The administration of ceftazidime may result in a false-positive reaction for glucose in the urine when using CLINITEST® tablets, Benedict's solution, or Fehling's solution.
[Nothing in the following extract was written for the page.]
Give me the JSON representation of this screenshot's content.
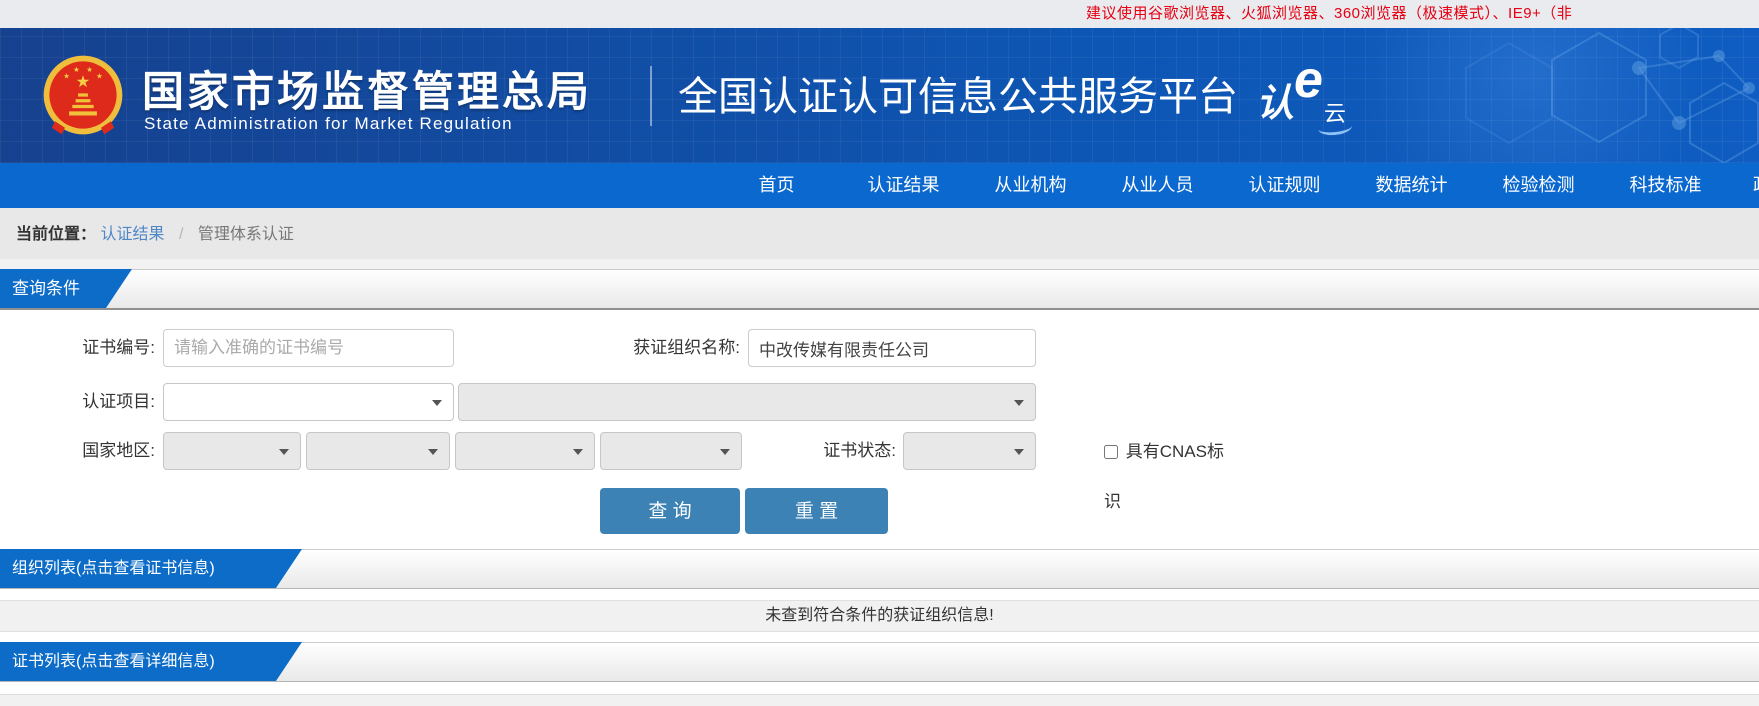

It is recommended that glucose tests based on enzymatic glucose oxidase reactions (such as CLINISTIX® or TES-TAPE®) be used.
Ceftazidimum [INN-Latin] Contraindications
CEPTAZ is contraindicated in patients who have shown hypersensitivity to ceftazidime or the cephalosporin group of antibiotics.
Additional information about Ceftazidimum [INN-Latin]
Ceftazidimum [INN-Latin] Indication: For the treatment of patients with infections caused by susceptible strains of organisms in the following diseases: lower respiratory tract infections,skin and skin structure infections, urinary tract infections, bacterial septicemia, bone and joint infections, gynecologic infections, intra abdominal infections (including peritonitis), and central nervous system infections (including meningitis).
Mechanism Of Action: The bactericidal activity of ceftazidime results from the inhibition of cell wall synthesis via affinity for penicillin-binding proteins (PBPs).
Drug Interactions: Amikacin Increased risk of nephrotoxicity
Gentamicin Increased risk of nephrotoxicity
Kanamycin Increased risk of nephrotoxicity
Neomycin Increased risk of nephrotoxicity
Netilmicin Increased risk of nephrotoxicity
Streptomycin Increased risk of nephrotoxicity
Tobramycin Increased risk of nephrotoxicity
Food Interactions: Not Available
Generic Name: Ceftazidime
Synonyms: Not Available
Drug Category: Anti-Bacterial Agents
Drug Type: Small Molecule; Approved
Absorption: The absorption of ceftazidime is directly proportional to the size of the dose.
Toxicity (Overdose): Ceftazidime overdosage has occurred in patients with renal failure. Reactions have included seizure activity, encephalopathy, asterixis, neuromuscular excitability, and coma.
Protein Binding: < 10%
Biotransformation: Not Available
Half Life: Half-life, following IV administration, is approximately 1.9-hours. Since ceftazidime is eliminated almost solely by the kidneys, its serum half-life is significantly prolonged in patients with impaired renal function.
Dosage Forms of Ceftazidimum [INN-Latin]: Powder, for solution Intramuscular
Powder, for solution Intravenous
Chemical IUPAC Name: (6R,7R)-7-[[(2Z)-2-(2-amino-1,3-thiazol-4-yl)-2-(1-hydroxy-2-methyl-1-oxopropan-2-yl)oxyiminoacetyl]amino]-8-oxo-3-(pyridin-1-ium-1-ylmethyl)-5-thia-1-azabicyclo[4.2.0]oct-2-ene-2-carboxylate
Chemical Formula: C22H22N6O7S2
Ceftazidime on Wikipedia: https://en.wikipedia.org/wiki/Ceftazidime
Organisms Affected: Enteric bacteria and other eubacteria